IPPT20190228, CJEU, Groupe Lea Nature v EUIPO
Likelihood of confusion cannot be subject to a condition that the overall impression produced by the composite sign be dominated by the part of it which is represented by the earlier mark: General Court therefore not obliged to find that the element ‘so’ was dominant in order to find that the signs at issue were similar.
In a marketing authorisation procedure, a communication of the package leaflet or summary of the product characteristics of a generic medicinal product, which does not include indications or dosage forms which were still covered by patent law at the time that medicinal product was placed on the market ("carve out"), constitutes a request to limit the scope of the marketing authorisation of the generic medicinal product in question
Appeal against General Court finding that “Cystus” has not been put to genuine use despite being used on the packaging of the goods concerned unfounded: the condition of genuine is not fulfilled where the mark affixed to an item does not contribute to creating an outlet for that item or to distinguishing the item from the goods of other undertakings, the General Court stated that in view of its context the use of the term ‘cystus’ on the packaging of the products would be perceived as descriptive of the main ingredient of those goods “Cistus” and not as identifying their commercial origin, by stating this, the General Court did not find that the mark at issue was descriptive.
General Court implicitly held that trade mark in question has a high degree of distinctiveness solely because of its unusual shape, even though that shape is to some extent functional.
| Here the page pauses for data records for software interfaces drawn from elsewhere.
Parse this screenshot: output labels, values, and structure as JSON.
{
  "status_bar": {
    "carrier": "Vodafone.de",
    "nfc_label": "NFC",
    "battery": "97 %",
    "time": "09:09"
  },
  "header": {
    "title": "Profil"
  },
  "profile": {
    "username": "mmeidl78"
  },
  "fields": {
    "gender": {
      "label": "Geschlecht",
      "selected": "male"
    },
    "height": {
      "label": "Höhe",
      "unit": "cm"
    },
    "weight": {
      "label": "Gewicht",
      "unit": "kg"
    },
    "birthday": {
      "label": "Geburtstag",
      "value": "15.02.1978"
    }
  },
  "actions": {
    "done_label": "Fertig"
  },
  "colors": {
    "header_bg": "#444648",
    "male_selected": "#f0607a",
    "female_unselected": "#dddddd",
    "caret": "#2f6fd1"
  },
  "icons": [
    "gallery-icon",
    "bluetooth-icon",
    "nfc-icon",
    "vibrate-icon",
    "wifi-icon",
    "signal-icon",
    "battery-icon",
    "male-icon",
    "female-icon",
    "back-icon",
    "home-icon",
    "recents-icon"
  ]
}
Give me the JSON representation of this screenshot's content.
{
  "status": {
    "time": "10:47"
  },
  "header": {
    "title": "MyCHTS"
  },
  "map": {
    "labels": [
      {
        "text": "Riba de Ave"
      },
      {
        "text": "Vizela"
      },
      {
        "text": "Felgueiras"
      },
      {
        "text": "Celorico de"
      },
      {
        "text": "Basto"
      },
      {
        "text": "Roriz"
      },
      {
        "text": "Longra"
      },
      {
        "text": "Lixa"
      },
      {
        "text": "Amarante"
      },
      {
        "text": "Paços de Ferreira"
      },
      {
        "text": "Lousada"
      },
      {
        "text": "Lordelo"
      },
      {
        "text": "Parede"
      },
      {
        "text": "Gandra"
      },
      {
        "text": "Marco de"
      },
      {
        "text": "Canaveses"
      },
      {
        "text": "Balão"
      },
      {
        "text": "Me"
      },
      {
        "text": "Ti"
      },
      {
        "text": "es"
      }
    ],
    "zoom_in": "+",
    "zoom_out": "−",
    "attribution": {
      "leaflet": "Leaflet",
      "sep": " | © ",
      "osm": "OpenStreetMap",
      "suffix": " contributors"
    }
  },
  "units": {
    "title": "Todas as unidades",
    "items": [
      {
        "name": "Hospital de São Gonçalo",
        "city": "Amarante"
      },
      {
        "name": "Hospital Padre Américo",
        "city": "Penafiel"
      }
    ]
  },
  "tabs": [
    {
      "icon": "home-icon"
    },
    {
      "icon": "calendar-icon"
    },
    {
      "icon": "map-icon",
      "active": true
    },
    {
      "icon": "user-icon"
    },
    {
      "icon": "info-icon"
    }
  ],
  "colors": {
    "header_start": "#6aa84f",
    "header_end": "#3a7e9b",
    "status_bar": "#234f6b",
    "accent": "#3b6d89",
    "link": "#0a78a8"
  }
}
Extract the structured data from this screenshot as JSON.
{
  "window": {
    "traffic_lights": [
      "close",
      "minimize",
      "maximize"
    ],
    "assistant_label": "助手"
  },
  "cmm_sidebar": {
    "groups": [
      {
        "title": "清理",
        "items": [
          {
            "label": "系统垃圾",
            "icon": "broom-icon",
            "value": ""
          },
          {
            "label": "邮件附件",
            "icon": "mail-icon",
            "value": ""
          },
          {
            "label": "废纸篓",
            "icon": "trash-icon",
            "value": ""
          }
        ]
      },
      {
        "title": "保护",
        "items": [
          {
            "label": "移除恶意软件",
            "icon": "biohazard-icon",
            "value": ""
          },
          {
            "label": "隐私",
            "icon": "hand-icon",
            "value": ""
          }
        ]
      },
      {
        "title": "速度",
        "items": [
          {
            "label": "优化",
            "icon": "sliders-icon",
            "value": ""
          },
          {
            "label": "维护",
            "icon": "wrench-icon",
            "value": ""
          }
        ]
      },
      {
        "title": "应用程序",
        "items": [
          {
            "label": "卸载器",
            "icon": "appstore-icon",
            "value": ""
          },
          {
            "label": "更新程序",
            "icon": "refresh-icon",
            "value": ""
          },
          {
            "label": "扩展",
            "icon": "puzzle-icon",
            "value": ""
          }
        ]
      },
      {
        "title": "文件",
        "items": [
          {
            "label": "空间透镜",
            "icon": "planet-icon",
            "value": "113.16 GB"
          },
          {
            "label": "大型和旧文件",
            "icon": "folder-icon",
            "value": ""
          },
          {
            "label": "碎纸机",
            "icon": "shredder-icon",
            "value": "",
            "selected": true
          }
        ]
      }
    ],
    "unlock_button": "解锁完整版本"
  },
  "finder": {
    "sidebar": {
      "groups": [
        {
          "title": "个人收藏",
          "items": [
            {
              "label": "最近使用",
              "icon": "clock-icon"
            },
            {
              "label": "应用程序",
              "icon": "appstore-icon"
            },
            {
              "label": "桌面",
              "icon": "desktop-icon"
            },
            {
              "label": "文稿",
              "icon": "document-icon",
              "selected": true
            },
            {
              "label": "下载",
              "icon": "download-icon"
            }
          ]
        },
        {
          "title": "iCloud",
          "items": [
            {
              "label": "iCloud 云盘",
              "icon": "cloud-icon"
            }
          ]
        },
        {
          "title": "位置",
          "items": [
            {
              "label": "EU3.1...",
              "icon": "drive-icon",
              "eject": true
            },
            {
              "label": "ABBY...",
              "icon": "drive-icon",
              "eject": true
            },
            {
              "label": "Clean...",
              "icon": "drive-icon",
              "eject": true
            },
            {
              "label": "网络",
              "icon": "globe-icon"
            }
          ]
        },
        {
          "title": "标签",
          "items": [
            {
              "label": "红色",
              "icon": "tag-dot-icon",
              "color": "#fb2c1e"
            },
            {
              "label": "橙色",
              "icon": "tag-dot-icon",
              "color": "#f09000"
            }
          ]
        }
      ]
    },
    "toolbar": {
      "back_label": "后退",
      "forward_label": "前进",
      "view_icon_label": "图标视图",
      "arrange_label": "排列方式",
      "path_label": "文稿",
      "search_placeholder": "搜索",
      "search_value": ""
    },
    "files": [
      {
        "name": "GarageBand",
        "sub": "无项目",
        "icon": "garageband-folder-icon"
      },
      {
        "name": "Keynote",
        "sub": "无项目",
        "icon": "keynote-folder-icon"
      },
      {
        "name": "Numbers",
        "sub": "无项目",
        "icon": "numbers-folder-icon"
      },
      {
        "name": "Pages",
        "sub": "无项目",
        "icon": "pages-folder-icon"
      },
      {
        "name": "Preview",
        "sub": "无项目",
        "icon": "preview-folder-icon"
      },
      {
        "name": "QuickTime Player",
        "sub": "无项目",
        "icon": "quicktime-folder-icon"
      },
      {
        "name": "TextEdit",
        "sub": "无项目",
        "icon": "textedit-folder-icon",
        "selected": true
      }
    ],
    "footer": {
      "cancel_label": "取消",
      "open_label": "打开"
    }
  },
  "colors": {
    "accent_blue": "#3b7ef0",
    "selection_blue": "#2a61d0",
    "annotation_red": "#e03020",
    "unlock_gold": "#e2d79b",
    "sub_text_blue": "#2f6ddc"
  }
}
Trade mark in question has been put to genuine use even though the word mark “Bullerjan” is affixed to the goods. The fact that the word mark “Bullerjan” can facilitate the commercial origin of the respective furnaces does not conflict with the fact that the word mark does not alter the distinctive character of the three-dimensional trade mark consisting of the shape of the goods. In the event that the court of first instance finds that the mark in question departs significantly from the norm or customs of the sector, it is not up to the trade mark proprietor to provide further evidence that the shape of the trade mark is not customary in the sector concerned, but to the person who claims that the trade mark has not been put to genuine use.
General Court did not fail to appraise the figurative elements of the Lubelska mark for which registration was applied. existence of a likelihood of confusion between LUBELSKA and LUBECA to the requisite legal standard: General Court implicitly ruled that it considered the figurative elements of the mark applied for were not negligible and the word element was not dominant.